WHAT TO PRODUCE →
Show each line of the data below that has the string "fingers" in it.

****

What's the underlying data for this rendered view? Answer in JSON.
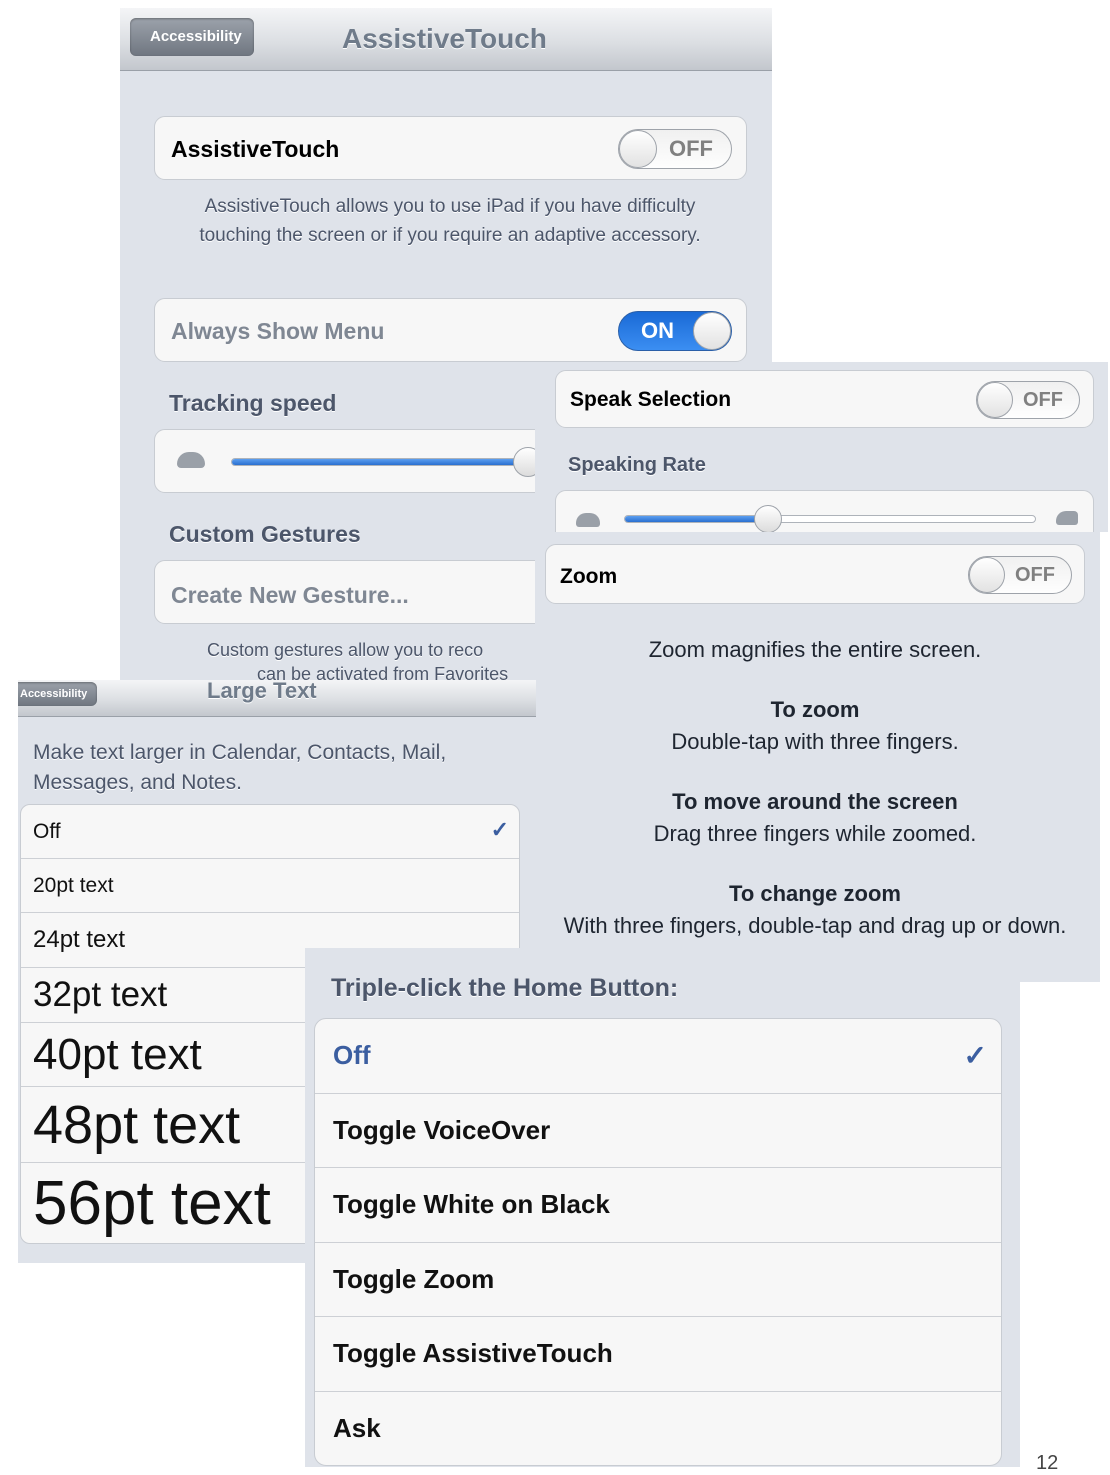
{
  "assistive": {
    "back_label": "Accessibility",
    "title": "AssistiveTouch",
    "toggle_label": "AssistiveTouch",
    "toggle_state": "OFF",
    "description": "AssistiveTouch allows you to use iPad if you have difficulty touching the screen or if you require an adaptive accessory.",
    "always_show_label": "Always Show Menu",
    "always_show_state": "ON",
    "tracking_header": "Tracking speed",
    "tracking_level": 0.69,
    "gestures_header": "Custom Gestures",
    "create_gesture": "Create New Gesture...",
    "gestures_footnote": "Custom gestures allow you to reco",
    "gestures_footnote2": "can be activated from Favorites"
  },
  "speak": {
    "label": "Speak Selection",
    "state": "OFF",
    "rate_header": "Speaking Rate",
    "rate_level": 0.35
  },
  "zoom": {
    "label": "Zoom",
    "state": "OFF",
    "intro": "Zoom magnifies the entire screen.",
    "h1": "To zoom",
    "t1": "Double-tap with three fingers.",
    "h2": "To move around the screen",
    "t2": "Drag three fingers while zoomed.",
    "h3": "To change zoom",
    "t3": "With three fingers, double-tap and drag up or down."
  },
  "large_text": {
    "back_label": "Accessibility",
    "title": "Large Text",
    "description": "Make text larger in Calendar, Contacts, Mail, Messages, and Notes.",
    "options": [
      "Off",
      "20pt text",
      "24pt text",
      "32pt text",
      "40pt text",
      "48pt text",
      "56pt text"
    ],
    "selected": "Off"
  },
  "triple_click": {
    "header": "Triple-click the Home Button:",
    "options": [
      "Off",
      "Toggle VoiceOver",
      "Toggle White on Black",
      "Toggle Zoom",
      "Toggle AssistiveTouch",
      "Ask"
    ],
    "selected": "Off"
  },
  "check_glyph": "✓",
  "page_number": "12",
  "colors": {
    "switch_on": "#2a7be4",
    "selected_text": "#3b5ea0",
    "section_text": "#4c566a"
  }
}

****

RESPONSE FOR THIS EXERCISE →
    "t1": "Double-tap with three fingers.",
    "t2": "Drag three fingers while zoomed.",
    "t3": "With three fingers, double-tap and drag up or down."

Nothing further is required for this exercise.